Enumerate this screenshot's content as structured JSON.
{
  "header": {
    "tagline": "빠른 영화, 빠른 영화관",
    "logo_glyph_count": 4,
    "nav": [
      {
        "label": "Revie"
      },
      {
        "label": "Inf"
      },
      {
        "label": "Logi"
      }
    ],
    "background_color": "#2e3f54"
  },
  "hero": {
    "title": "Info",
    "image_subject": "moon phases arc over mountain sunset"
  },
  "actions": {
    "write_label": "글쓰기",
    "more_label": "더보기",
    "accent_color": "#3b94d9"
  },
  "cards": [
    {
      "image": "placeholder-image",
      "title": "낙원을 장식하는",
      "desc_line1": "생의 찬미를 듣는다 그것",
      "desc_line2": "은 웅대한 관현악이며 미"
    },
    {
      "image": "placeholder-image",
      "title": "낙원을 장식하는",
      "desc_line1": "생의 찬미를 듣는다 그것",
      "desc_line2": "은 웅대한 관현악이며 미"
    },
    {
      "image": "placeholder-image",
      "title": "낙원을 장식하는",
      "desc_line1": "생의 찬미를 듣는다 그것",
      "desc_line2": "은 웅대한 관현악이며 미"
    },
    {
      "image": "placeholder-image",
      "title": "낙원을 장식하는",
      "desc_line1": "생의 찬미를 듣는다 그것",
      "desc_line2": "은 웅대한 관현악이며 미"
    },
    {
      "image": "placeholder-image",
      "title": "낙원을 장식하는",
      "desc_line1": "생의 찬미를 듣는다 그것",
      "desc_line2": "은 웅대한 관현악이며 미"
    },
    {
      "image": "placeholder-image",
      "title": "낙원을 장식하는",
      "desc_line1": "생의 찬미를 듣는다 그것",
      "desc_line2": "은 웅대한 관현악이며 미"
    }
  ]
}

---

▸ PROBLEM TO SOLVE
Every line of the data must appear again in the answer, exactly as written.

▸ RESPONSE AREA
Enumerate this screenshot's content as structured JSON.
{
  "header": {
    "tagline": "빠른 영화, 빠른 영화관",
    "logo_glyph_count": 4,
    "nav": [
      {
        "label": "Revie"
      },
      {
        "label": "Inf"
      },
      {
        "label": "Logi"
      }
    ],
    "background_color": "#2e3f54"
  },
  "hero": {
    "title": "Info",
    "image_subject": "moon phases arc over mountain sunset"
  },
  "actions": {
    "write_label": "글쓰기",
    "more_label": "더보기",
    "accent_color": "#3b94d9"
  },
  "cards": [
    {
      "image": "placeholder-image",
      "title": "낙원을 장식하는",
      "desc_line1": "생의 찬미를 듣는다 그것",
      "desc_line2": "은 웅대한 관현악이며 미"
    },
    {
      "image": "placeholder-image",
      "title": "낙원을 장식하는",
      "desc_line1": "생의 찬미를 듣는다 그것",
      "desc_line2": "은 웅대한 관현악이며 미"
    },
    {
      "image": "placeholder-image",
      "title": "낙원을 장식하는",
      "desc_line1": "생의 찬미를 듣는다 그것",
      "desc_line2": "은 웅대한 관현악이며 미"
    },
    {
      "image": "placeholder-image",
      "title": "낙원을 장식하는",
      "desc_line1": "생의 찬미를 듣는다 그것",
      "desc_line2": "은 웅대한 관현악이며 미"
    },
    {
      "image": "placeholder-image",
      "title": "낙원을 장식하는",
      "desc_line1": "생의 찬미를 듣는다 그것",
      "desc_line2": "은 웅대한 관현악이며 미"
    },
    {
      "image": "placeholder-image",
      "title": "낙원을 장식하는",
      "desc_line1": "생의 찬미를 듣는다 그것",
      "desc_line2": "은 웅대한 관현악이며 미"
    }
  ]
}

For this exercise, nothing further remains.